WORK REQUEST: Write down the lines exactly as they appear, from the one that contains "What data populates" through the final line of the records, so that both ends are kept and no pictures come along.

(Component data from apps and pages)
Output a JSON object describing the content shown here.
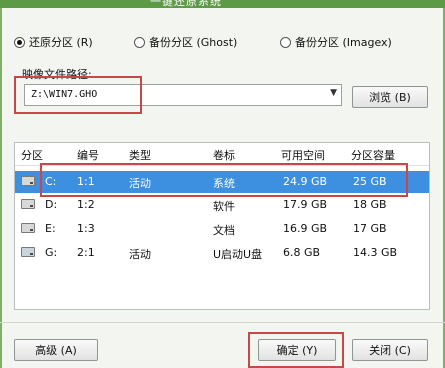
{
  "window": {
    "title": "一键还原系统"
  },
  "modes": [
    {
      "label": "还原分区 (R)",
      "selected": true
    },
    {
      "label": "备份分区 (Ghost)",
      "selected": false
    },
    {
      "label": "备份分区 (Imagex)",
      "selected": false
    }
  ],
  "image_path": {
    "label": "映像文件路径:",
    "value": "Z:\\WIN7.GHO",
    "browse_label": "浏览 (B)"
  },
  "table": {
    "headers": [
      "分区",
      "编号",
      "类型",
      "卷标",
      "可用空间",
      "分区容量"
    ],
    "rows": [
      {
        "drive": "C:",
        "num": "1:1",
        "type": "活动",
        "volume": "系统",
        "free": "24.9 GB",
        "size": "25 GB",
        "icon": "hard-drive-icon"
      },
      {
        "drive": "D:",
        "num": "1:2",
        "type": "",
        "volume": "软件",
        "free": "17.9 GB",
        "size": "18 GB",
        "icon": "hard-drive-icon"
      },
      {
        "drive": "E:",
        "num": "1:3",
        "type": "",
        "volume": "文档",
        "free": "16.9 GB",
        "size": "17 GB",
        "icon": "hard-drive-icon"
      },
      {
        "drive": "G:",
        "num": "2:1",
        "type": "活动",
        "volume": "U启动U盘",
        "free": "6.8 GB",
        "size": "14.3 GB",
        "icon": "usb-drive-icon"
      }
    ]
  },
  "buttons": {
    "advanced": "高级 (A)",
    "ok": "确定 (Y)",
    "close": "关闭 (C)"
  },
  "colors": {
    "selection": "#3d8fe0",
    "highlight_box": "#c9474a",
    "title_bar": "#5c9a45"
  }
}
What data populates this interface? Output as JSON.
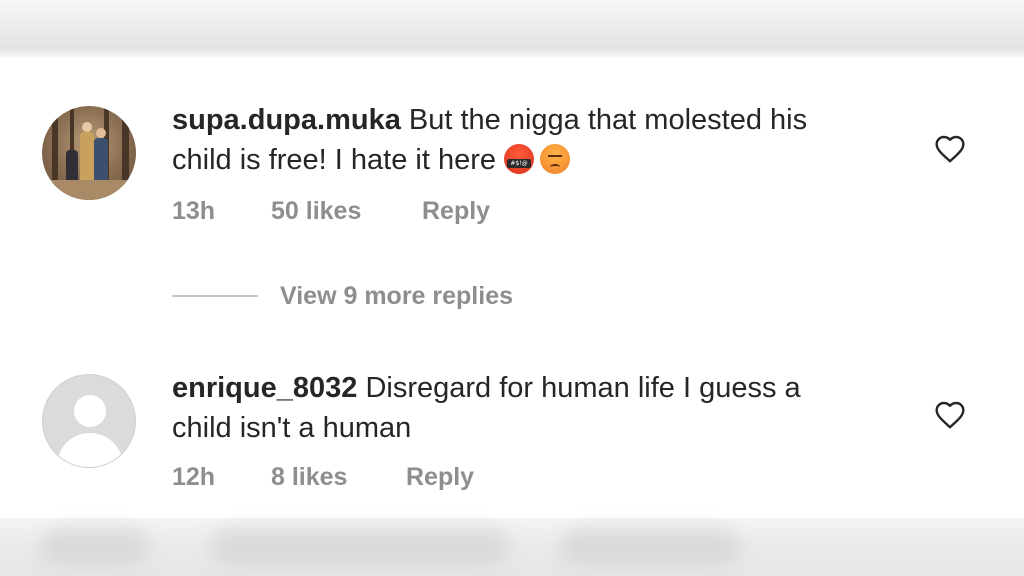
{
  "comments": [
    {
      "username": "supa.dupa.muka",
      "text_line1": "But the nigga that molested his",
      "text_line2": "child is free! I hate it here",
      "emojis": [
        "face-with-symbols-on-mouth-emoji",
        "angry-face-emoji"
      ],
      "time": "13h",
      "likes": "50 likes",
      "reply_label": "Reply",
      "avatar": "photo"
    },
    {
      "username": "enrique_8032",
      "text_line1": "Disregard for human life I guess a",
      "text_line2": "child isn't a human",
      "emojis": [],
      "time": "12h",
      "likes": "8 likes",
      "reply_label": "Reply",
      "avatar": "default"
    }
  ],
  "view_replies_label": "View 9 more replies",
  "icons": {
    "like": "heart-outline-icon"
  },
  "colors": {
    "text_primary": "#262626",
    "text_secondary": "#8e8e8e",
    "divider": "#c7c7c7",
    "avatar_placeholder": "#dbdbdb"
  }
}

TASK ANSWER:
What data populates this interface? Output as JSON.
{
  "comments": [
    {
      "username": "supa.dupa.muka",
      "text_line1": "But the nigga that molested his",
      "text_line2": "child is free! I hate it here",
      "emojis": [
        "face-with-symbols-on-mouth-emoji",
        "angry-face-emoji"
      ],
      "time": "13h",
      "likes": "50 likes",
      "reply_label": "Reply",
      "avatar": "photo"
    },
    {
      "username": "enrique_8032",
      "text_line1": "Disregard for human life I guess a",
      "text_line2": "child isn't a human",
      "emojis": [],
      "time": "12h",
      "likes": "8 likes",
      "reply_label": "Reply",
      "avatar": "default"
    }
  ],
  "view_replies_label": "View 9 more replies",
  "icons": {
    "like": "heart-outline-icon"
  },
  "colors": {
    "text_primary": "#262626",
    "text_secondary": "#8e8e8e",
    "divider": "#c7c7c7",
    "avatar_placeholder": "#dbdbdb"
  }
}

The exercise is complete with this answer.